Lower stress, higher productivity
Thanks to good consultation, Future Automation increases production and economizes on material — with a new punching machine and the right tools.
Whenever a gigantic monitor appears as though out of nowhere, travels into a room and seems to hover in space, it’s probably based on mechanical mounts made by Future Automation. Jack Percival, the company’s chief designer, grins: “We are renowned for technology with a James Bond flair.” The firm, located in Stevenage, near London, specializes in mechanisms that move monitor screens, projectors and speakers within a space and can either hide or present them. In the summer of 2012, Future Automation opened up a new area of business and since then has also been manufacturing enclosures for advanced dimmers and smart home applications. “In the past we shaped the manufacturing process around a laser cutting machine and a press brake from TRUMPF, since we already had them on site. When an ever larger number of customers called for enclosures, production couldn’t keep up with the heightened demand,” Percival recalls.
Punching instead of manual work
The process at that time was divided into four steps. First the blank was cut with the laser; this was followed by bending and manual welding. Percival’s co-workers finished by out-fitting the enclosures with numerous tapped threads and bushings for captive screws, and they did this all by hand. “We needed between 15 and 20 minutes for a typical enclosure. That’s a long time. At some point we realized that things couldn’t go on like this. We had to become faster and more efficient. With this request we turned to TRUMPF and explained what we were thinking about.”A few days later, Percival and his Managing Director, Alun Williams, sat at a table with two TRUMPF punching tool specialists. They discussed all the details of the design for the part. The main concern was the modifications that could be made so the design would work better with a fully automated process.
The solution would lie in a punching machine and suitable tools.“We didn’t know much about working with punching machines. Of course, being engineers, we didn’t start from scratch. The TRUMPF experts gave us thorough punching technology consultation. And I thought this was really super,” said Percival and added, “They knew exactly what we needed, and we had a solution in no time.”The new TruPunch 3000 punching machine came with a thread forming tool, a MultiBend tool and an embossing tool.
A turbocharger for production
“The best improvement is certainly the special tool for the threads and the bushings for the captive screws.

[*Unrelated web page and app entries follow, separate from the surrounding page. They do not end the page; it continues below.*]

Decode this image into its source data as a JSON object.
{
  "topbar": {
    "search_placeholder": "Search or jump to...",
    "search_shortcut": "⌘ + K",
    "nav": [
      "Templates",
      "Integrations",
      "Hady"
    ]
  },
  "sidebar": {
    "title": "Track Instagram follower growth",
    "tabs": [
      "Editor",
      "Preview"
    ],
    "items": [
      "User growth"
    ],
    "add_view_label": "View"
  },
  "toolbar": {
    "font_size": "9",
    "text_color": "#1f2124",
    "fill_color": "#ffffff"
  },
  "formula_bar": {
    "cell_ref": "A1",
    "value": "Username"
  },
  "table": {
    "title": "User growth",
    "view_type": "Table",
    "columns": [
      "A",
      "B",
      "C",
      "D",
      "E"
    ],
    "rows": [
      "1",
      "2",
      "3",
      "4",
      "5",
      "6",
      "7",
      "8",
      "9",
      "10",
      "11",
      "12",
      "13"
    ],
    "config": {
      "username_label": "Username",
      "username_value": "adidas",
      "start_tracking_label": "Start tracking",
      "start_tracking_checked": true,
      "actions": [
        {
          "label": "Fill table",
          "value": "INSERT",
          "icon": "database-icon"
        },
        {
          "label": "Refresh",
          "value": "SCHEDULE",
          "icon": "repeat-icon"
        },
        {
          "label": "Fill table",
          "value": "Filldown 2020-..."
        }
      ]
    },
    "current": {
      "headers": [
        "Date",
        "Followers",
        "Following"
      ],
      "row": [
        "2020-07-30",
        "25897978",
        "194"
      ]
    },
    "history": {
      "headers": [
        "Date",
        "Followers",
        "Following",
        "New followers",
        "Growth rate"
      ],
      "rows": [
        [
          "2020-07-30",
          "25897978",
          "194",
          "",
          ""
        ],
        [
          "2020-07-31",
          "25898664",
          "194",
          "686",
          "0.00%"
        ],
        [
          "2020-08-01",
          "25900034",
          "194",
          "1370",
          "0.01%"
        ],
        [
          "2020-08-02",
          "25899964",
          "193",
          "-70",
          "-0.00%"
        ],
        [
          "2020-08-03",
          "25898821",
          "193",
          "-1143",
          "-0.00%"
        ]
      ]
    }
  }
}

This sped up the process enormously. Now we need just five minutes per enclosure — that’s four times faster than before! We can now produce 60 more enclosures per day!” said Percival with satisfaction. “For two days a TRUMPF technician was here in production and explained the machine and the punching tools. Everything worked right away and has been running without problems, right down to the present.” Percival took this opportunity to show another part to the visiting technician: a small angle bracket used as a holder within the enclosure.
Turning scrap skeletons into parts
Future Automation intended to laser-cut and fold this bracket on their press brake, but Percival wanted to know if it could be made on the punching machine as well. “The TRUMPF engineer looked at the part and told us that it should be possible with a few design tweaks and some modified tooling. He thought they could engineer a special MultiBend tool,” Percival said with excitement. “The great thing is that this small part could be made using scrap segments of the sheet skeleton which would otherwise have wound up in the scrap container. This means that manufacturing this bracket costs us virtually nothing!”
Logos without additional cost
And yet another improvement: The company logo is now punched onto the dimmer enclosures with a custom embossing tool. “That was an urgent request of ours. Before, we had stickers with our logo, and they had to be attached in an additional working step. But these stickers kept falling off. We wanted absolutely everyone who laid hands on our enclosures to see who had made them. And that even years later when, for example, the enclosure should be extended. In this way they would see right away where they could order a new one,” said Percival.
Contact us: MastersofSheetMetal@trumpf.com
This article was first published in spring 2016.